- [SUPPLIED DATA]:
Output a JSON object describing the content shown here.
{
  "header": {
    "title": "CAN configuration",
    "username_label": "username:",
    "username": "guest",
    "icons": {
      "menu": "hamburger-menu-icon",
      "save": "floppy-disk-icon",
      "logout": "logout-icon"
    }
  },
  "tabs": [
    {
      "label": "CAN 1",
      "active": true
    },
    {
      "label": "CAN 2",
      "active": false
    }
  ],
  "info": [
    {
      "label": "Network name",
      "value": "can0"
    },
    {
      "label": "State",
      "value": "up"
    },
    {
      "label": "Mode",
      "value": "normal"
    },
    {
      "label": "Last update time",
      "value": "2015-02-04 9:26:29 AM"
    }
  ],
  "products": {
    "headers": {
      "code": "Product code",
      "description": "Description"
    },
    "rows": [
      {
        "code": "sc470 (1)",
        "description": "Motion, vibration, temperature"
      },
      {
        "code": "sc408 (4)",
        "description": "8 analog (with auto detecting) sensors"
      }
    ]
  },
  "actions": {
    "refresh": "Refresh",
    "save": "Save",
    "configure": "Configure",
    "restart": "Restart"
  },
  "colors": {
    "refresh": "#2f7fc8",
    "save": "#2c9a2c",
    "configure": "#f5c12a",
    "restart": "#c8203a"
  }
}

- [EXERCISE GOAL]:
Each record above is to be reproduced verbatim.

- [RESPONSE TO THE TASK]:
Output a JSON object describing the content shown here.
{
  "header": {
    "title": "CAN configuration",
    "username_label": "username:",
    "username": "guest",
    "icons": {
      "menu": "hamburger-menu-icon",
      "save": "floppy-disk-icon",
      "logout": "logout-icon"
    }
  },
  "tabs": [
    {
      "label": "CAN 1",
      "active": true
    },
    {
      "label": "CAN 2",
      "active": false
    }
  ],
  "info": [
    {
      "label": "Network name",
      "value": "can0"
    },
    {
      "label": "State",
      "value": "up"
    },
    {
      "label": "Mode",
      "value": "normal"
    },
    {
      "label": "Last update time",
      "value": "2015-02-04 9:26:29 AM"
    }
  ],
  "products": {
    "headers": {
      "code": "Product code",
      "description": "Description"
    },
    "rows": [
      {
        "code": "sc470 (1)",
        "description": "Motion, vibration, temperature"
      },
      {
        "code": "sc408 (4)",
        "description": "8 analog (with auto detecting) sensors"
      }
    ]
  },
  "actions": {
    "refresh": "Refresh",
    "save": "Save",
    "configure": "Configure",
    "restart": "Restart"
  },
  "colors": {
    "refresh": "#2f7fc8",
    "save": "#2c9a2c",
    "configure": "#f5c12a",
    "restart": "#c8203a"
  }
}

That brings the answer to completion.